··· Raw data ···

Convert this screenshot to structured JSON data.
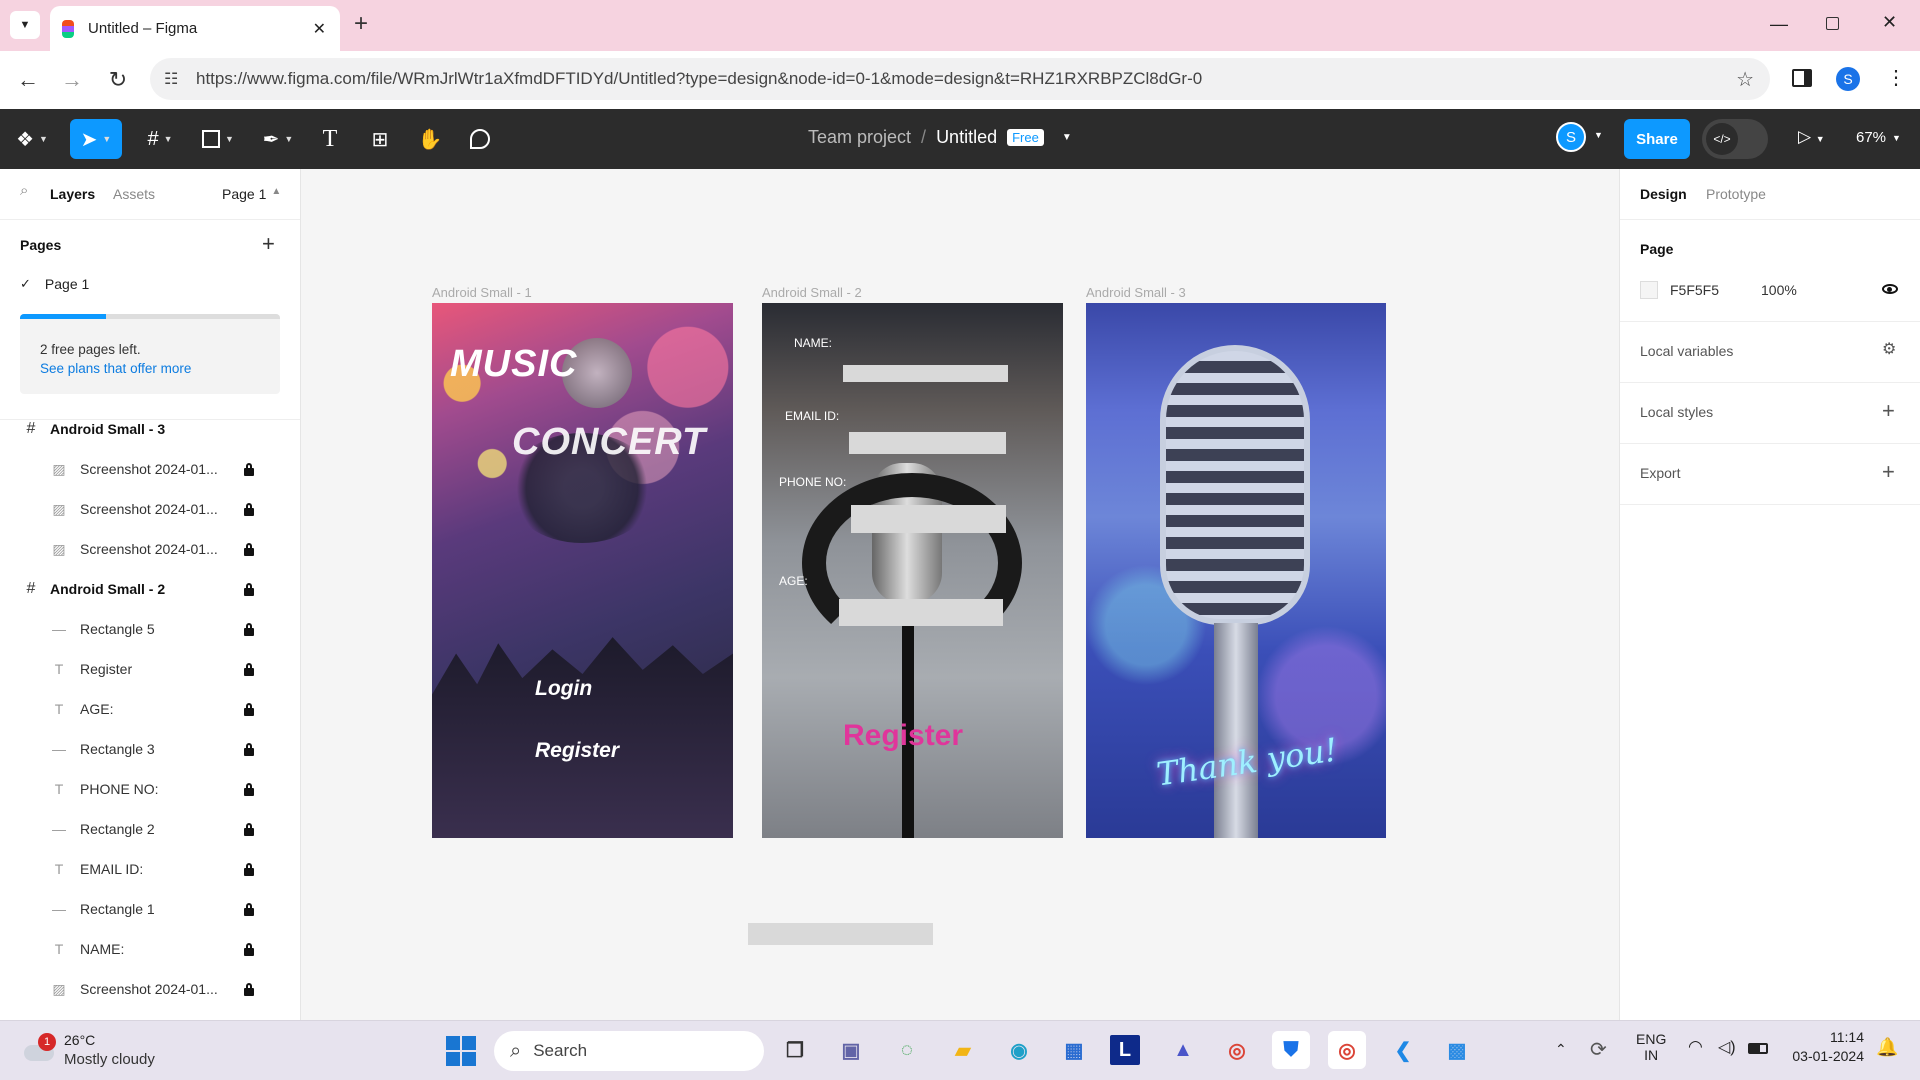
{
  "browser": {
    "tab_title": "Untitled – Figma",
    "new_tab": "+",
    "url": "https://www.figma.com/file/WRmJrlWtr1aXfmdDFTIDYd/Untitled?type=design&node-id=0-1&mode=design&t=RHZ1RXRBPZCl8dGr-0",
    "profile_initial": "S"
  },
  "toolbar": {
    "breadcrumb_team": "Team project",
    "separator": "/",
    "file_name": "Untitled",
    "plan_badge": "Free",
    "user_initial": "S",
    "share_label": "Share",
    "zoom": "67%"
  },
  "left_panel": {
    "tabs": [
      "Layers",
      "Assets"
    ],
    "page_selector": "Page 1",
    "pages_title": "Pages",
    "pages": [
      "Page 1"
    ],
    "notice_text": "2 free pages left.",
    "notice_link": "See plans that offer more",
    "layers": [
      {
        "name": "Android Small - 3",
        "type": "frame"
      },
      {
        "name": "Screenshot 2024-01...",
        "type": "image"
      },
      {
        "name": "Screenshot 2024-01...",
        "type": "image"
      },
      {
        "name": "Screenshot 2024-01...",
        "type": "image"
      },
      {
        "name": "Android Small - 2",
        "type": "frame"
      },
      {
        "name": "Rectangle 5",
        "type": "rect"
      },
      {
        "name": "Register",
        "type": "text"
      },
      {
        "name": "AGE:",
        "type": "text"
      },
      {
        "name": "Rectangle 3",
        "type": "rect"
      },
      {
        "name": "PHONE NO:",
        "type": "text"
      },
      {
        "name": "Rectangle 2",
        "type": "rect"
      },
      {
        "name": "EMAIL ID:",
        "type": "text"
      },
      {
        "name": "Rectangle 1",
        "type": "rect"
      },
      {
        "name": "NAME:",
        "type": "text"
      },
      {
        "name": "Screenshot 2024-01...",
        "type": "image"
      }
    ]
  },
  "right_panel": {
    "tabs": [
      "Design",
      "Prototype"
    ],
    "page_title": "Page",
    "page_color": "F5F5F5",
    "page_opacity": "100%",
    "local_variables": "Local variables",
    "local_styles": "Local styles",
    "export": "Export"
  },
  "canvas": {
    "frame_labels": [
      "Android Small - 1",
      "Android Small - 2",
      "Android Small - 3"
    ],
    "frame1": {
      "title_line1": "MUSIC",
      "title_line2": "CONCERT",
      "login": "Login",
      "register": "Register"
    },
    "frame2": {
      "name_label": "NAME:",
      "email_label": "EMAIL ID:",
      "phone_label": "PHONE NO:",
      "age_label": "AGE:",
      "register": "Register"
    },
    "frame3": {
      "thank_you": "Thank you!"
    },
    "help": "?"
  },
  "taskbar": {
    "weather_temp": "26°C",
    "weather_desc": "Mostly cloudy",
    "weather_badge": "1",
    "search_placeholder": "Search",
    "lang_line1": "ENG",
    "lang_line2": "IN",
    "time": "11:14",
    "date": "03-01-2024"
  },
  "colors": {
    "accent": "#0d99ff",
    "register_pink": "#e0359b",
    "figma_dark": "#2c2c2c"
  }
}
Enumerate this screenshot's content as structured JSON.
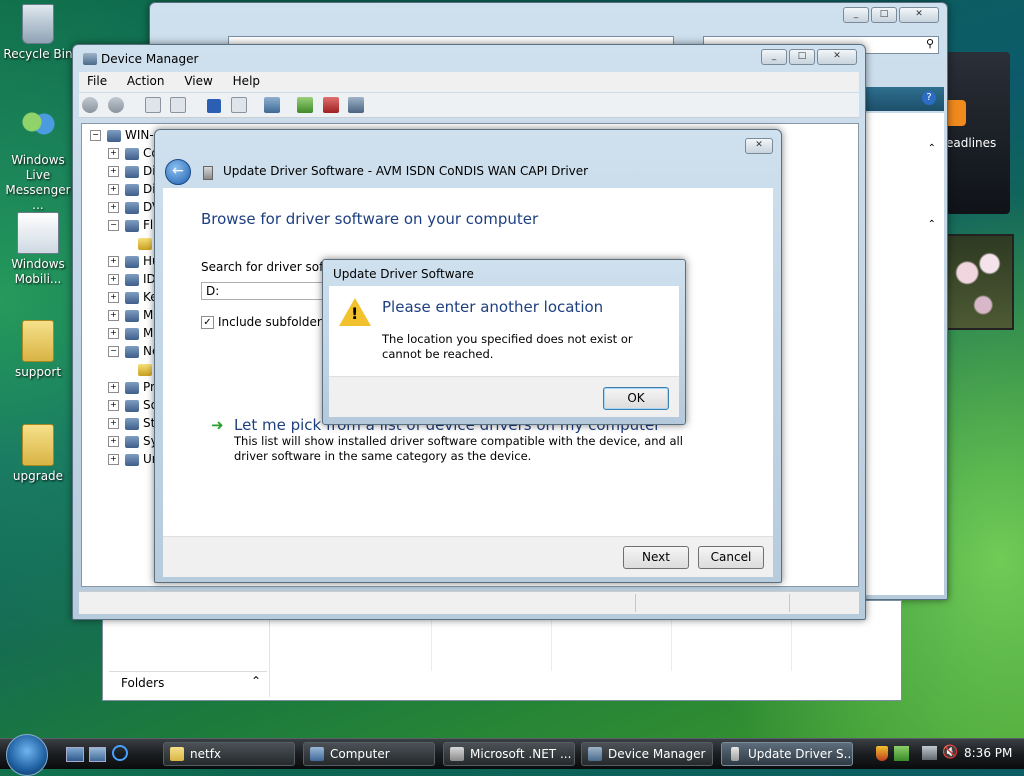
{
  "desktop": {
    "icons": [
      {
        "label": "Recycle Bin"
      },
      {
        "label": "Windows Live Messenger ..."
      },
      {
        "label": "Windows Mobili..."
      },
      {
        "label": "support"
      },
      {
        "label": "upgrade"
      }
    ],
    "gadget_label": "eadlines"
  },
  "explorer": {
    "folders_label": "Folders"
  },
  "device_manager": {
    "title": "Device Manager",
    "menu": [
      "File",
      "Action",
      "View",
      "Help"
    ],
    "tree_root": "WIN-...",
    "tree_items": [
      "Co",
      "Di",
      "Di",
      "DV",
      "Fl",
      "",
      "Hu",
      "ID",
      "Ke",
      "M",
      "M",
      "Ne",
      "",
      "Pr",
      "So",
      "St",
      "Sy",
      "Ur"
    ]
  },
  "wizard": {
    "title": "Update Driver Software - AVM ISDN CoNDIS WAN CAPI Driver",
    "heading": "Browse for driver software on your computer",
    "search_label": "Search for driver softwa",
    "path_value": "D:",
    "include_subfolders": "Include subfolders",
    "pick_link": "Let me pick from a list of device drivers on my computer",
    "pick_desc": "This list will show installed driver software compatible with the device, and all driver software in the same category as the device.",
    "next": "Next",
    "cancel": "Cancel"
  },
  "alert": {
    "title": "Update Driver Software",
    "heading": "Please enter another location",
    "message": "The location you specified does not exist or cannot be reached.",
    "ok": "OK"
  },
  "taskbar": {
    "tasks": [
      "netfx",
      "Computer",
      "Microsoft .NET ...",
      "Device Manager",
      "Update Driver S..."
    ],
    "clock": "8:36 PM"
  },
  "colors": {
    "heading_blue": "#1e3f80",
    "link_green": "#2aa02a"
  }
}
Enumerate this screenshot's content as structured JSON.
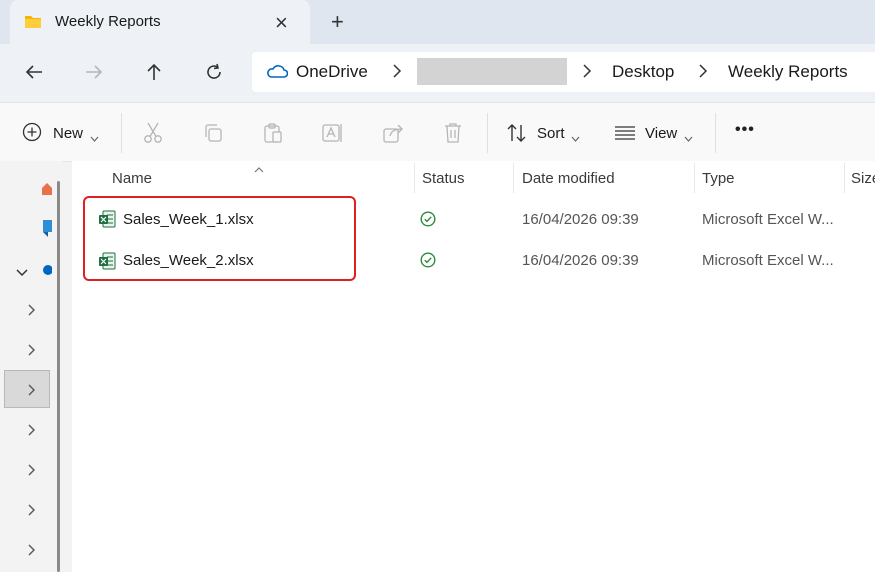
{
  "window": {
    "tab_title": "Weekly Reports",
    "new_tab": "+",
    "close": "×"
  },
  "address": {
    "root": "OneDrive",
    "hidden_segment": "",
    "segments": [
      "Desktop",
      "Weekly Reports"
    ]
  },
  "toolbar": {
    "new_label": "New",
    "sort_label": "Sort",
    "view_label": "View",
    "more": "•••"
  },
  "columns": {
    "name": "Name",
    "status": "Status",
    "date": "Date modified",
    "type": "Type",
    "size": "Size"
  },
  "files": [
    {
      "name": "Sales_Week_1.xlsx",
      "date": "16/04/2026 09:39",
      "type": "Microsoft Excel W..."
    },
    {
      "name": "Sales_Week_2.xlsx",
      "date": "16/04/2026 09:39",
      "type": "Microsoft Excel W..."
    }
  ],
  "colors": {
    "accent": "#0067c0",
    "status_green": "#2c8a3a",
    "highlight": "#e02020",
    "excel_green": "#1d6f42"
  }
}
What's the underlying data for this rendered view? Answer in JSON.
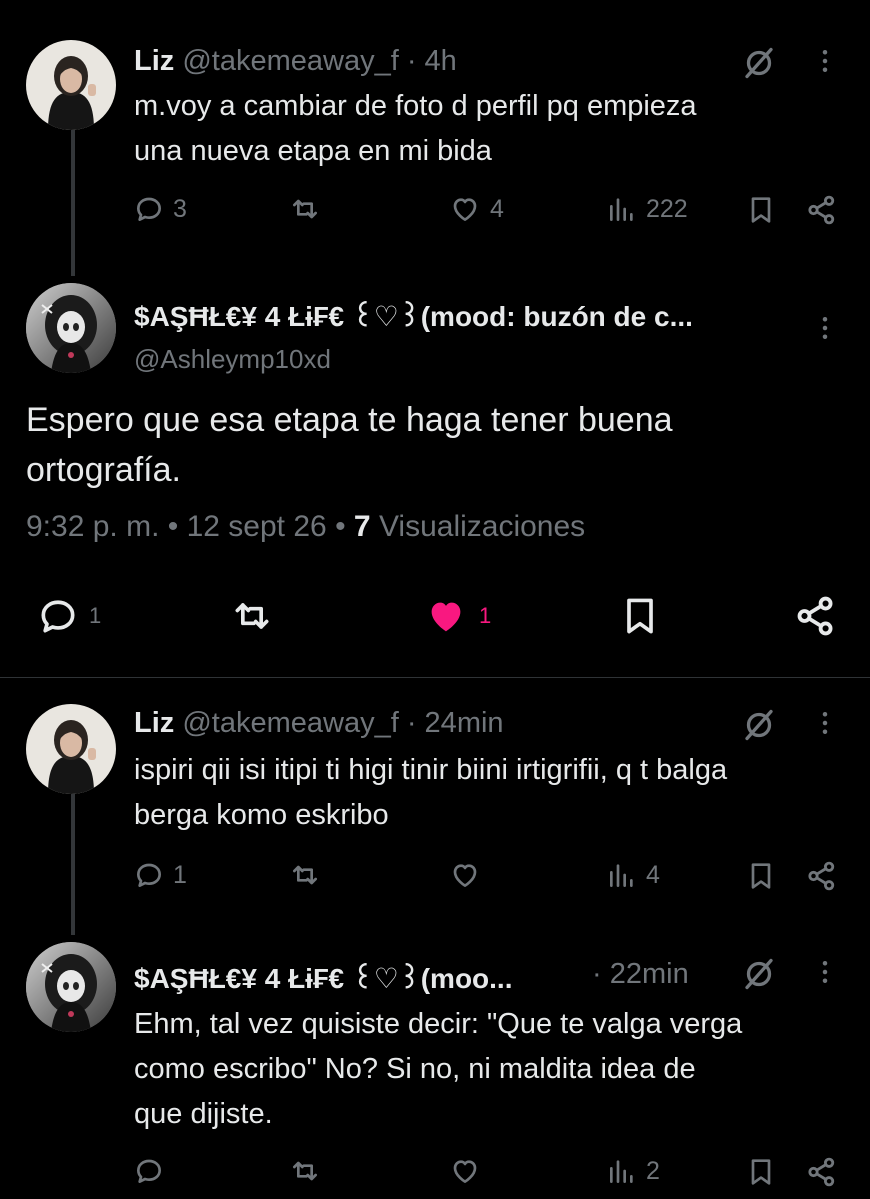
{
  "tweet1": {
    "name": "Liz",
    "handle": "@takemeaway_f",
    "time": "· 4h",
    "text_line1": "m.voy a cambiar de foto d perfil pq empieza",
    "text_line2": "una nueva etapa en mi bida",
    "replies": "3",
    "likes": "4",
    "views": "222"
  },
  "main": {
    "name": "$AŞĦŁ€¥ 4 Łɨ₣€ ꒰♡꒱(mood: buzón de c...",
    "handle": "@Ashleymp10xd",
    "text_line1": "Espero que esa etapa te haga tener buena",
    "text_line2": "ortografía.",
    "time": "9:32 p. m.",
    "date": "12 sept 26",
    "views_count": "7",
    "views_label": "Visualizaciones",
    "replies": "1",
    "likes": "1"
  },
  "tweet3": {
    "name": "Liz",
    "handle": "@takemeaway_f",
    "time": "· 24min",
    "text_line1": "ispiri qii isi itipi ti higi tinir biini irtigrifii, q t balga",
    "text_line2": "berga komo eskribo",
    "replies": "1",
    "views": "4"
  },
  "tweet4": {
    "name": "$AŞĦŁ€¥ 4 Łɨ₣€ ꒰♡꒱(moo...",
    "time": "· 22min",
    "text_line1": "Ehm, tal vez quisiste decir: \"Que te valga verga",
    "text_line2": "como escribo\" No? Si no, ni maldita idea de",
    "text_line3": "que dijiste.",
    "views": "2"
  },
  "colors": {
    "background": "#000000",
    "text": "#e7e9ea",
    "muted": "#71767b",
    "like_active": "#f91880",
    "divider": "#2f3336"
  },
  "icons": [
    "reply-icon",
    "retweet-icon",
    "like-icon",
    "views-icon",
    "bookmark-icon",
    "share-icon",
    "grok-icon",
    "more-icon"
  ]
}
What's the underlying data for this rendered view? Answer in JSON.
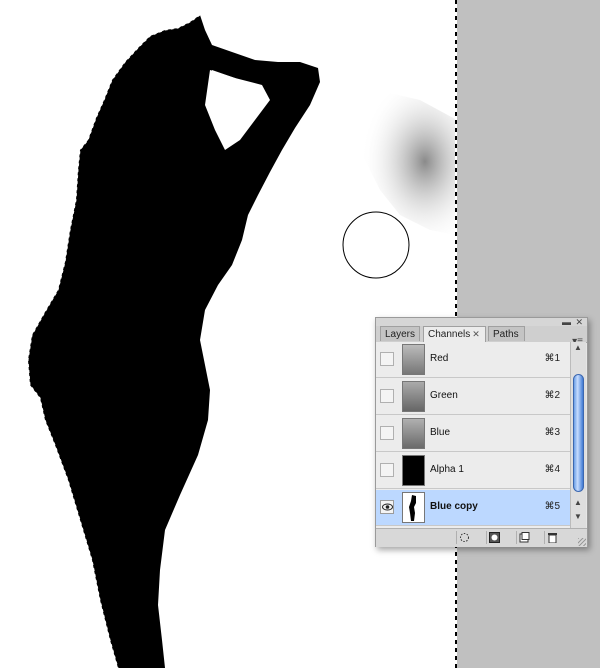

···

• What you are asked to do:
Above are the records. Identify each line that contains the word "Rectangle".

• Task solution:
        "name": "Rectangle 5",
        "name": "Rectangle 3",
        "name": "Rectangle 2",
        "name": "Rectangle 1",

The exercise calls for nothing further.